ACHIEVEMENTS OF THE SOVIET AUTOMATIC PROGRAMME FOR LUNAR EXPLORATION
Although the Soviet Union lost the race to the moon, a considerable body of knowledge of the moon was accumulated by the Soviet space probes that flew there over the years 1959-1976. The following is a broad outline of the type of scientific information collected:
• Maps of the farside and limbs of the moon were compiled on the basis of photographs taken by the Automatic Interplanetary Station, Zond 3 and the Zond 5-8 missions. Mapping of selected areas of the nearside was carried out by Luna 12, 19 and 22.
• The environment of near-moon space was characterized by the orbiting missions: Luna 10-12, 14, 19 and 22. Data were obtained on the levels of solar and cosmic radiation, cosmic and solar particles and gravitational fields. The moon’s surface was studied from orbit by instruments on Luna 10, 11, 12 and 18.
• The moon’s gravitational field was first mapped by Luna 10, then in detail by Luna 14 and refined by Luna 19 and 22.
• Attempts to identify and then measure the moon’s magnetic field were made by the First and Second Cosmic Ships.
• The chemical characteristics, composition and density of moonrock were determined in situ by Lunokhod and Lunokhod 2 and through samples brought back to Earth by Lunas 16, 20 and 24. The lunar samples, although small, were shared internationally.
• The physical properties of the surface were determined by Luna 13 and the two Lunokhods (RIFMA).
• Precise distances between Earth and the moon were measured by laser reflectors on Lunokhods 1 and 2.
• Radiation levels and temperatures on the surface of the moon were measured by Luna 9, 16, 20, 23 and 24.
• The nature of the lunar micro-atmosphere was measured by Lunokhod.
• The effects of Earth-moon space on animals and other biological samples, especially in respect of radiation, were measured by Zond 5 and 8. These remain the only (non-human) lunar biology missions.

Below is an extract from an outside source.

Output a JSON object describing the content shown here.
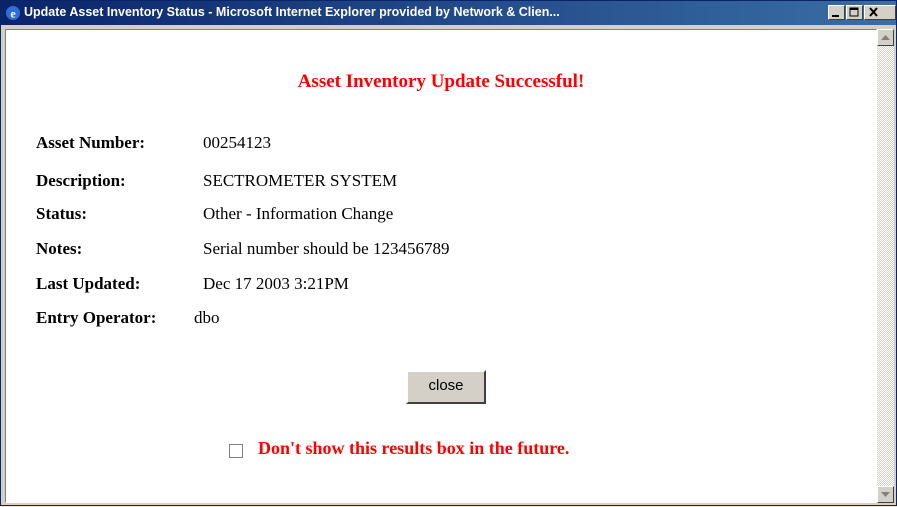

As a result of the American and Soviet efforts, the moon became, unsurprisingly, the best known body in the solar system after our own Earth. With such an improved level of knowledge, the scientific case for returning to the moon became more and more difficult to make, granted our much less comprehensive knowledge of the inner planets Mercury, Venus and Mars and the outer planets. In fact, the moon still had many surprises in store, as the American Lunar Prospector was to prove as it began to search for ice. Scientific instruments by the new century were now able to return much more sophisticated data and at a much higher rate than had been possible in the 1960s, opening up further possibilities for scientific exploration. Miniaturization made it possible for smaller spacecraft to be launched on much less expensive rockets.
The last achievement – Luna 24 core sample